*** TASK INPUTS ***

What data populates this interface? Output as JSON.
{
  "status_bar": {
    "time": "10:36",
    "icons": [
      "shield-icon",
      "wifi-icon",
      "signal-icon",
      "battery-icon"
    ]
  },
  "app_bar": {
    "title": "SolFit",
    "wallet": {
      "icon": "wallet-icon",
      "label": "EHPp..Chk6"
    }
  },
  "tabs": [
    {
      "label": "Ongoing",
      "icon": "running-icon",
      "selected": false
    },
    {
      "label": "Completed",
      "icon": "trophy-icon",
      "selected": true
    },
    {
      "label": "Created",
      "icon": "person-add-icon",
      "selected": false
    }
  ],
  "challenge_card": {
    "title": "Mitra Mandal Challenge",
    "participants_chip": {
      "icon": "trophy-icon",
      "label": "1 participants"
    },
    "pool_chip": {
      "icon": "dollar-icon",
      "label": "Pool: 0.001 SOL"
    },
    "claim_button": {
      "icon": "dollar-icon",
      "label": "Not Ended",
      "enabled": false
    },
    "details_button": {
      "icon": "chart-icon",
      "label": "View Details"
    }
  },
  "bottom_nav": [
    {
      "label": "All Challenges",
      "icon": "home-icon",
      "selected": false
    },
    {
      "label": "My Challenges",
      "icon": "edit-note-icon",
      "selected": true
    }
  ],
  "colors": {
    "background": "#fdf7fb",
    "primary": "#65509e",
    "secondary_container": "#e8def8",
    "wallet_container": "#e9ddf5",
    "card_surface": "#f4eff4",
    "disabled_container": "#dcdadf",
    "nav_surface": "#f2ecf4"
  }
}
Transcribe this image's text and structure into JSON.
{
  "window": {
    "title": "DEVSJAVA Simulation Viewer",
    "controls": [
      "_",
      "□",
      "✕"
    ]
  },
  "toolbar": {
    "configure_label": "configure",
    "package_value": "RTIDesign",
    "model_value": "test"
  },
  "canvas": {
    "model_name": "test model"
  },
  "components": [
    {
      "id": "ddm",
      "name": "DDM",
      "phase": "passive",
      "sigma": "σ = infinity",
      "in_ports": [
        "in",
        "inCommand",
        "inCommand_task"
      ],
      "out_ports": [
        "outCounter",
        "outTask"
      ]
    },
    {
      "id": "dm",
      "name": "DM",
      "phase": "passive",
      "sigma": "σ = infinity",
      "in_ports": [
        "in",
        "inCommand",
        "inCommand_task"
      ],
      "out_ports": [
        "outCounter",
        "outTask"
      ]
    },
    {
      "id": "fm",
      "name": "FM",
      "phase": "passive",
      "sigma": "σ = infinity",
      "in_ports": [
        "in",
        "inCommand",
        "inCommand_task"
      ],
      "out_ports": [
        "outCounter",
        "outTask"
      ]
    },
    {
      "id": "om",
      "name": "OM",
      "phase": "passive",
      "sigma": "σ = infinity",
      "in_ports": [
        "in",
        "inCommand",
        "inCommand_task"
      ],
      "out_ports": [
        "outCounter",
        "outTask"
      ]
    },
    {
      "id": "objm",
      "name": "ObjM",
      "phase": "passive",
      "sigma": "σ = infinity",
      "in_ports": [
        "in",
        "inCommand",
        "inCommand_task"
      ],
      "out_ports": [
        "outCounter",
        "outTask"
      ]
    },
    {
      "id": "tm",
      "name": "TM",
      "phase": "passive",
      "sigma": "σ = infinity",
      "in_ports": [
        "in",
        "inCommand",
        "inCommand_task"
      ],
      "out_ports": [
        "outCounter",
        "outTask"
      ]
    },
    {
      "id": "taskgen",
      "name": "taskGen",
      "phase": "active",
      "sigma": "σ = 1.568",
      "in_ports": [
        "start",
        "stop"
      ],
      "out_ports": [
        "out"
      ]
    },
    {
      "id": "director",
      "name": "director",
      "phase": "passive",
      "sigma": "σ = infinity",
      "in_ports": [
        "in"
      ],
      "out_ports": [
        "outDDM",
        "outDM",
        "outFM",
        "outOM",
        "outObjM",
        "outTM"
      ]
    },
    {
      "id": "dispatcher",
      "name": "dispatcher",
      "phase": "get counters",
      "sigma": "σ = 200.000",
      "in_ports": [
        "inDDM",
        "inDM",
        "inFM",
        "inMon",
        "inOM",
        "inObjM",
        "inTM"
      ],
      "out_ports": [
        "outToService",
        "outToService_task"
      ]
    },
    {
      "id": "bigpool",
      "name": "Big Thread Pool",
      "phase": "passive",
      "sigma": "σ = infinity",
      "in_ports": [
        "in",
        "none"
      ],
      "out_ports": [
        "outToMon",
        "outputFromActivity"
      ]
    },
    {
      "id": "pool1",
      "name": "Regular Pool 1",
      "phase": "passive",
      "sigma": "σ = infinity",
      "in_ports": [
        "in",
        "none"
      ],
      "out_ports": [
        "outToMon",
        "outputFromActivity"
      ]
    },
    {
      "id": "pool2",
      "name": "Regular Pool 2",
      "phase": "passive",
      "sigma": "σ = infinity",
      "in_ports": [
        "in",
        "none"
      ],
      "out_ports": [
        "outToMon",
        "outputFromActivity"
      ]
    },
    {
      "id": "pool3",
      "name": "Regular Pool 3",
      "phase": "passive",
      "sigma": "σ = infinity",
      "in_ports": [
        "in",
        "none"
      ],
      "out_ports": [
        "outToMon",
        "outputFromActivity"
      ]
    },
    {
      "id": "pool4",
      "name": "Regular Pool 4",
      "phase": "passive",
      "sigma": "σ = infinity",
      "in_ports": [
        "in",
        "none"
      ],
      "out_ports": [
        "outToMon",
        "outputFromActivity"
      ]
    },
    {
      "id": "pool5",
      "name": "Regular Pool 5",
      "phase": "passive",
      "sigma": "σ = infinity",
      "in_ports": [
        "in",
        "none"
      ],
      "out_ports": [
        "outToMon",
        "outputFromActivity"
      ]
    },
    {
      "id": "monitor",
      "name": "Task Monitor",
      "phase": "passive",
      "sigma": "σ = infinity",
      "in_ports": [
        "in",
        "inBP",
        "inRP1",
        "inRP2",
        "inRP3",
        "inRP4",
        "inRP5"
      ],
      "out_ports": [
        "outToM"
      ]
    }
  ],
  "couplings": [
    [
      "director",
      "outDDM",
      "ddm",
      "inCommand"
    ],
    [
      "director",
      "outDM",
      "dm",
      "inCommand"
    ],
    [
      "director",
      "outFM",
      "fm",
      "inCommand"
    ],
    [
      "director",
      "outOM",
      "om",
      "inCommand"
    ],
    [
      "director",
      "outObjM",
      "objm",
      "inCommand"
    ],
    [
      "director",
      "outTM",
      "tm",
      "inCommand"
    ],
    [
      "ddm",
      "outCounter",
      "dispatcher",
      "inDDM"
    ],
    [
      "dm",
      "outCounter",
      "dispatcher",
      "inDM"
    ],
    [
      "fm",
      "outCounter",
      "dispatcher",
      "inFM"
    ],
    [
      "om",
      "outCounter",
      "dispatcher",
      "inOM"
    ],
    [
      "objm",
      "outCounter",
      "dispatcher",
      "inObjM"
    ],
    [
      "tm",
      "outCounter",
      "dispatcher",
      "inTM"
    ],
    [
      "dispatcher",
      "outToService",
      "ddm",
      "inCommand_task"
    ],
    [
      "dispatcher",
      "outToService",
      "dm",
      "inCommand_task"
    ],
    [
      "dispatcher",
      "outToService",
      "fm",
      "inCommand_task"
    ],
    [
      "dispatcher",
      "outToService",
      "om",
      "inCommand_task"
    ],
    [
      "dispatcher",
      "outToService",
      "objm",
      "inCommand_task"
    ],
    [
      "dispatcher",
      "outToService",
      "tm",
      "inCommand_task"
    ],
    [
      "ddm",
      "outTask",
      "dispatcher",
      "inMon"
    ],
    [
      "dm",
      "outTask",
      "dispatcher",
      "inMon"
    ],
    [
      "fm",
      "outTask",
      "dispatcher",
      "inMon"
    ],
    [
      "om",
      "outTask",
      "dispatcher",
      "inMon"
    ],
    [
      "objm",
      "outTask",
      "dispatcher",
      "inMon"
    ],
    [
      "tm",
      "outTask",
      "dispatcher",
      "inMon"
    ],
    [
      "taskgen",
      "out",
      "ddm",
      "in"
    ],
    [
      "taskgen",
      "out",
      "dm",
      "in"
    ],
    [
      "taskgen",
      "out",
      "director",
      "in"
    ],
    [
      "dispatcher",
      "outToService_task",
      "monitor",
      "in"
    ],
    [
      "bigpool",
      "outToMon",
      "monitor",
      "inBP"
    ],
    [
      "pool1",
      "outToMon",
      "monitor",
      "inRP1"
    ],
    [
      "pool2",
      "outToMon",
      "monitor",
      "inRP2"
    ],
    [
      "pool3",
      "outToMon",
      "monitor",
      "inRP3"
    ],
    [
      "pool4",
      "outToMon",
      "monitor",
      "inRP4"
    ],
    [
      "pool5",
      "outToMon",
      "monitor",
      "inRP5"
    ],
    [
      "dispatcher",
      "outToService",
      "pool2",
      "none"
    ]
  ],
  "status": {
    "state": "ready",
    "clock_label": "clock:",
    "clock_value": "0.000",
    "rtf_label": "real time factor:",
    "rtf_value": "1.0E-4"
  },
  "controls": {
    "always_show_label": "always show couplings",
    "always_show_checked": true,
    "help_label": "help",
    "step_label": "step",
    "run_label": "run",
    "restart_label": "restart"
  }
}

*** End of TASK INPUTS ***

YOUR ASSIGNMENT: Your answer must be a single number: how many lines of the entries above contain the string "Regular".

OUTPUT FOR THIS EXERCISE: 5